MSU Denver already incorporates these requirements into the Peer Review for Online Course Excellence Subcommittee (PROCES) Online Course Design Standards. These course-design standards are applicable to courses developed in collaboration with the Center for Teaching, Learning and Design and for instructors working on their own to develop or improve online courses.

The good news is that faculty members who have already completed the Center for Teaching, Learning and Design design process are likely within the Regular and Substantive Interactions rules for online courses.

Not sure how to ensure that a course meets the requirements or how the CTLD can help? Now is an excellent time to connect with online-program-development managers to learn how the Office of Online Learning and the CTLD can support you.

  • Faculty members in the College of Business and the College of Liberal Arts and Sciences should contact KC Coburn at
  • Faculty members in the Schools of Education and Hospitality and the College of Health and Applied Sciences should contact Haley Kline Murphy at

The CTLD also provides virtual and in-person drop-in support hours for faculty members to connect with Instructional Design support staff.

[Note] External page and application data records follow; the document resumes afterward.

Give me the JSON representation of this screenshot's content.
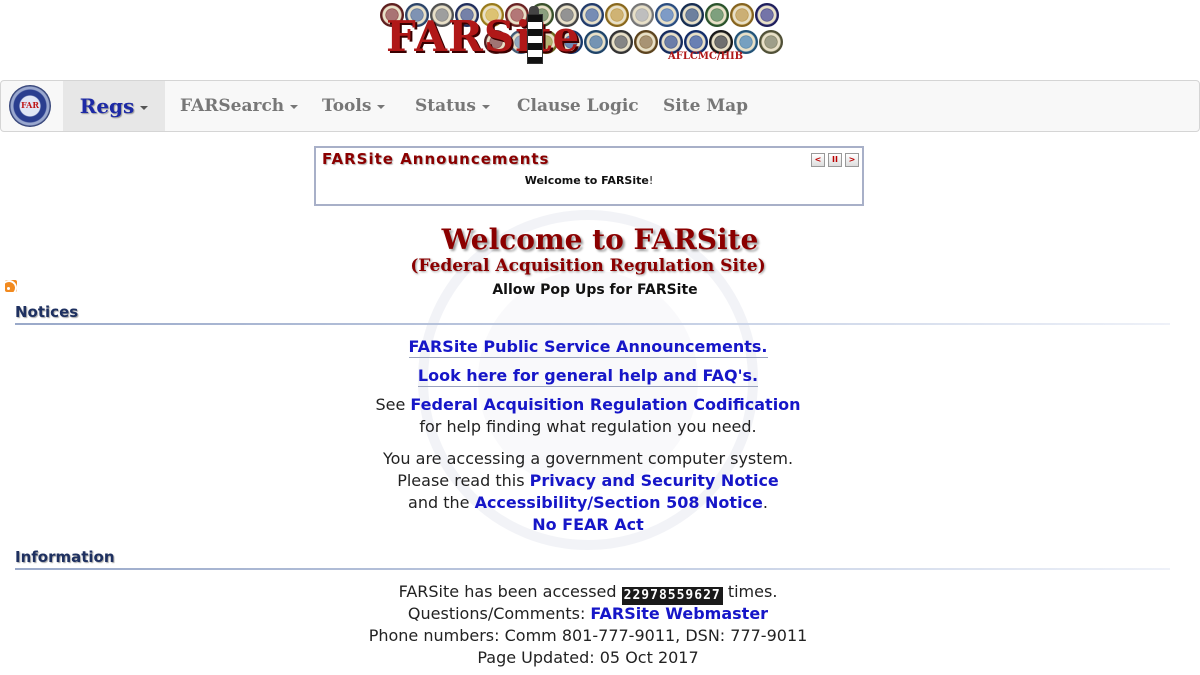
{
  "banner": {
    "logo_text": "FARSite",
    "subtitle": "AFLCMC/HIB",
    "seal_colors": [
      "#7b2a2a",
      "#3b5a8a",
      "#6b6b6b",
      "#2c3e7a",
      "#c9a227",
      "#8a2f2f",
      "#4d6b3a",
      "#5a5a5a",
      "#2e4f8c",
      "#b58a2a",
      "#9c9c9c",
      "#3a66a8",
      "#1f3d6b",
      "#3a6e3a",
      "#b0842b",
      "#2a2a7a",
      "#6e2a2a",
      "#5a7a9a",
      "#8a8a2a",
      "#1f4a8c",
      "#2a5a8a",
      "#444444",
      "#7a5a2a",
      "#1e3a7a",
      "#1a3c8a",
      "#222222",
      "#2f6e9e",
      "#6b6b4a"
    ]
  },
  "nav": {
    "logo_text": "FAR",
    "items": [
      {
        "label": "Regs",
        "dropdown": true,
        "active": true
      },
      {
        "label": "FARSearch",
        "dropdown": true
      },
      {
        "label": "Tools",
        "dropdown": true
      },
      {
        "label": "Status",
        "dropdown": true
      },
      {
        "label": "Clause Logic",
        "dropdown": false
      },
      {
        "label": "Site Map",
        "dropdown": false
      }
    ]
  },
  "announcements": {
    "title": "FARSite Announcements",
    "text_bold": "Welcome to FARSite",
    "text_tail": "!",
    "controls": [
      "prev-icon",
      "pause-icon",
      "next-icon"
    ]
  },
  "welcome": {
    "title": "Welcome to FARSite",
    "subtitle": "(Federal Acquisition Regulation Site)",
    "popups": "Allow Pop Ups for FARSite"
  },
  "notices": {
    "heading": "Notices",
    "psa_link": "FARSite Public Service Announcements.",
    "help_link": "Look here for general help and FAQ's.",
    "see_prefix": "See",
    "codification_link": "Federal Acquisition Regulation Codification",
    "codification_suffix": "for help finding what regulation you need.",
    "gov_line": "You are accessing a government computer system.",
    "read_prefix": "Please read this",
    "privacy_link": "Privacy and Security Notice",
    "and_prefix": "and the",
    "accessibility_link": "Accessibility/Section 508 Notice",
    "accessibility_suffix": ".",
    "nofear_link": "No FEAR Act"
  },
  "information": {
    "heading": "Information",
    "accessed_prefix": "FARSite has been accessed",
    "counter": "22978559627",
    "accessed_suffix": "times.",
    "questions_prefix": "Questions/Comments:",
    "webmaster_link": "FARSite Webmaster",
    "phone": "Phone numbers: Comm 801-777-9011, DSN: 777-9011",
    "updated": "Page Updated: 05 Oct 2017"
  }
}
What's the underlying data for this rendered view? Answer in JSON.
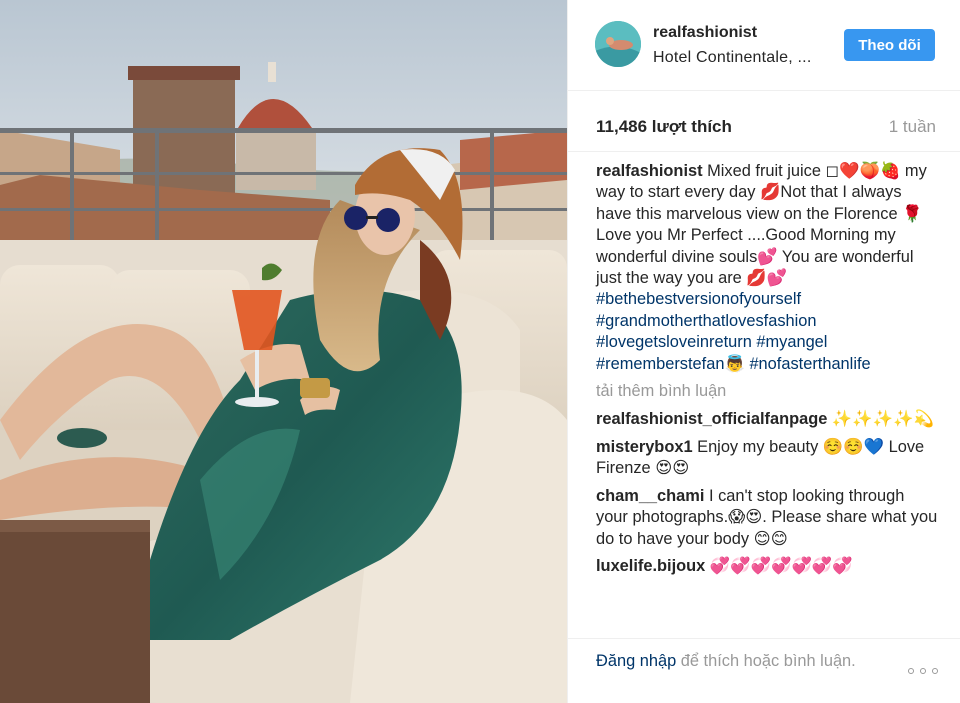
{
  "post": {
    "username": "realfashionist",
    "location": "Hotel Continentale, ...",
    "follow_label": "Theo dõi",
    "likes": "11,486 lượt thích",
    "time": "1 tuần"
  },
  "caption": {
    "username": "realfashionist",
    "text_1": " Mixed fruit juice ◻❤️🍑🍓 my way to start every day 💋Not that I always have this marvelous view on the Florence 🌹Love you Mr Perfect ....Good Morning my wonderful divine souls💕 You are wonderful just the way you are 💋💕 ",
    "tags": [
      "#bethebestversionofyourself",
      "#grandmotherthatlovesfashion",
      "#lovegetsloveinreturn",
      "#myangel",
      "#rememberstefan",
      "#nofasterthanlife"
    ],
    "tag_emoji": "👼"
  },
  "load_more": "tải thêm bình luận",
  "comments": [
    {
      "user": "realfashionist_officialfanpage",
      "text": " ✨✨✨✨💫"
    },
    {
      "user": "misterybox1",
      "text": " Enjoy my beauty ☺️☺️💙 Love Firenze 😍😍"
    },
    {
      "user": "cham__chami",
      "text": " I can't stop looking through your photographs.😱😍. Please share what you do to have your body 😊😊"
    },
    {
      "user": "luxelife.bijoux",
      "text": " 💞💞💞💞💞💞💞"
    }
  ],
  "footer": {
    "login_link": "Đăng nhập",
    "login_rest": " để thích hoặc bình luận."
  },
  "icons": {
    "more": "more-options-icon"
  },
  "colors": {
    "follow_button": "#3897f0",
    "hashtag": "#003569",
    "muted": "#999999"
  }
}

Instructors looking for direct help with Canvas, Teams, smaller questions about Regular and Substantive Interaction or other tools related to online teaching and learning can find more information about those services on the CTLD’s drop-in-support webpage.

Topics: Academics, Best practices, Center for Teaching, Learning and Design, Financial Aid, Student Success

Edit this page